## The problem
State, as a number alone, how many lines of the data contain the string "JSON".

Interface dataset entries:

+ + + + +

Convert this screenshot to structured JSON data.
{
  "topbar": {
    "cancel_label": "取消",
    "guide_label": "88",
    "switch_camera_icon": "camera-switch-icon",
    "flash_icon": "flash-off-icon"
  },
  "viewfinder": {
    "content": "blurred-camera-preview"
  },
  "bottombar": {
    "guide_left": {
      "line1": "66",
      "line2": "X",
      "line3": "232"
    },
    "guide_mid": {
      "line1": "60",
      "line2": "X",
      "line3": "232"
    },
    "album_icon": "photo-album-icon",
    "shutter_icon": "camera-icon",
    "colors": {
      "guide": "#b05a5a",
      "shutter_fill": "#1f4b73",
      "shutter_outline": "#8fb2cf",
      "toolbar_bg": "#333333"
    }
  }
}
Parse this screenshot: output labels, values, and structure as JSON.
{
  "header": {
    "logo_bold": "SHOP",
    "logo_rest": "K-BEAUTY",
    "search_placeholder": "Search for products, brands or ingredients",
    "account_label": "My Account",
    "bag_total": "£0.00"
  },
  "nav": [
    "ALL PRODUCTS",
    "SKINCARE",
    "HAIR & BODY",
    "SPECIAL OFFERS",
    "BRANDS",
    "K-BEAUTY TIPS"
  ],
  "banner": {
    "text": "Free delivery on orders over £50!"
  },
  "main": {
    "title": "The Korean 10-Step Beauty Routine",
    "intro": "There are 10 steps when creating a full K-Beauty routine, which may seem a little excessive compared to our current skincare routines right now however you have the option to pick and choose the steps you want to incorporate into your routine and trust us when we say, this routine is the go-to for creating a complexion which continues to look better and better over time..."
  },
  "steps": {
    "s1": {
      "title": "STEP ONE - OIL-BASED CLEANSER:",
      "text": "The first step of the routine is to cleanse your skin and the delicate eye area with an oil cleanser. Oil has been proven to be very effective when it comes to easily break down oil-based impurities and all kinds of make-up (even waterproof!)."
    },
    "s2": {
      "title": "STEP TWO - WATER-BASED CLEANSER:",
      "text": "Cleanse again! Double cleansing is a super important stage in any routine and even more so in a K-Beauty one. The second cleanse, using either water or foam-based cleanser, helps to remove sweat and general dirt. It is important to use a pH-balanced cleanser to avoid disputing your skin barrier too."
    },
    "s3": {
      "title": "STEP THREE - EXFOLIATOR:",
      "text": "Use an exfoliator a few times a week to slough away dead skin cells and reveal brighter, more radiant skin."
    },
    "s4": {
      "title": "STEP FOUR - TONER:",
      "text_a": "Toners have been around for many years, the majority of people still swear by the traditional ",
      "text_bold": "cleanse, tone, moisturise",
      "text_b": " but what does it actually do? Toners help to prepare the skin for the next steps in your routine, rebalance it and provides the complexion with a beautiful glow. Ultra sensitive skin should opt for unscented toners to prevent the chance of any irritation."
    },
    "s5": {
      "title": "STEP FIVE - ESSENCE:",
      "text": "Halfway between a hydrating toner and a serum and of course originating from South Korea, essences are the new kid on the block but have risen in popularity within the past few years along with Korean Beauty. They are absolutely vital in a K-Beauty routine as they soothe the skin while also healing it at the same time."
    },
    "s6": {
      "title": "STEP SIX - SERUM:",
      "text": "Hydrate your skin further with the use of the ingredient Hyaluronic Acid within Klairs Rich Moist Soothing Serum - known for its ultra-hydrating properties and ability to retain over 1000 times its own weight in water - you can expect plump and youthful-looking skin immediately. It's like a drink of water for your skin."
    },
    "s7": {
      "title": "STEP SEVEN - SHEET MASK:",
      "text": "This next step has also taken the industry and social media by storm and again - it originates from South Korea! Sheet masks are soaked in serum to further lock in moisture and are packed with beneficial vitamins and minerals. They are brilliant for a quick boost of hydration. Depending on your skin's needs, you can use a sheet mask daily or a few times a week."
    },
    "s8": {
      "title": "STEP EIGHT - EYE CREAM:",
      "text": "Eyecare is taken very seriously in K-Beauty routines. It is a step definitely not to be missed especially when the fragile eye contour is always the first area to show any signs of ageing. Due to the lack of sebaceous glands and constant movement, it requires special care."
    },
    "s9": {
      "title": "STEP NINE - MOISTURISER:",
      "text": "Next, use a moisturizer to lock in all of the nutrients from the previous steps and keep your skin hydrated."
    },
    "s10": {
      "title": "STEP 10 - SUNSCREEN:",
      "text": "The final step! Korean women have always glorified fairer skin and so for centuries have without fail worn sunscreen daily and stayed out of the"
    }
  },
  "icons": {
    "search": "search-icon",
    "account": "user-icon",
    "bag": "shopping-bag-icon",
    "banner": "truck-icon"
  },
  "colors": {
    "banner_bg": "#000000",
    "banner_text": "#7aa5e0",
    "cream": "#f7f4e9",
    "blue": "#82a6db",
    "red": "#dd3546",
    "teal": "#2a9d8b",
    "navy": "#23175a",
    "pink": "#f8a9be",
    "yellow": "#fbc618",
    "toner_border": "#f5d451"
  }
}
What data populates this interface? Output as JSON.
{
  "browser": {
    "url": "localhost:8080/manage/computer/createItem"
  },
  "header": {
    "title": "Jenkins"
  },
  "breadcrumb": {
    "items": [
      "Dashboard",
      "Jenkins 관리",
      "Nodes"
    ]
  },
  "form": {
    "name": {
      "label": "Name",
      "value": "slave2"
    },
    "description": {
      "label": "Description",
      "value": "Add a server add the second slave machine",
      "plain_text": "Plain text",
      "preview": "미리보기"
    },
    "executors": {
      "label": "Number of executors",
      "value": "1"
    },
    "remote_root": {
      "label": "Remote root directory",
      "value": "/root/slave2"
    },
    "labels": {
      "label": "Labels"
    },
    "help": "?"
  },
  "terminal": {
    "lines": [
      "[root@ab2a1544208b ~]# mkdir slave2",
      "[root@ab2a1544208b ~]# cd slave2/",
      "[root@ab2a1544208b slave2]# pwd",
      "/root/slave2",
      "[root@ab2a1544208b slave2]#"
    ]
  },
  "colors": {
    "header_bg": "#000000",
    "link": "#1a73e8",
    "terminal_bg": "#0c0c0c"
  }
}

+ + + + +

## Exercise output
3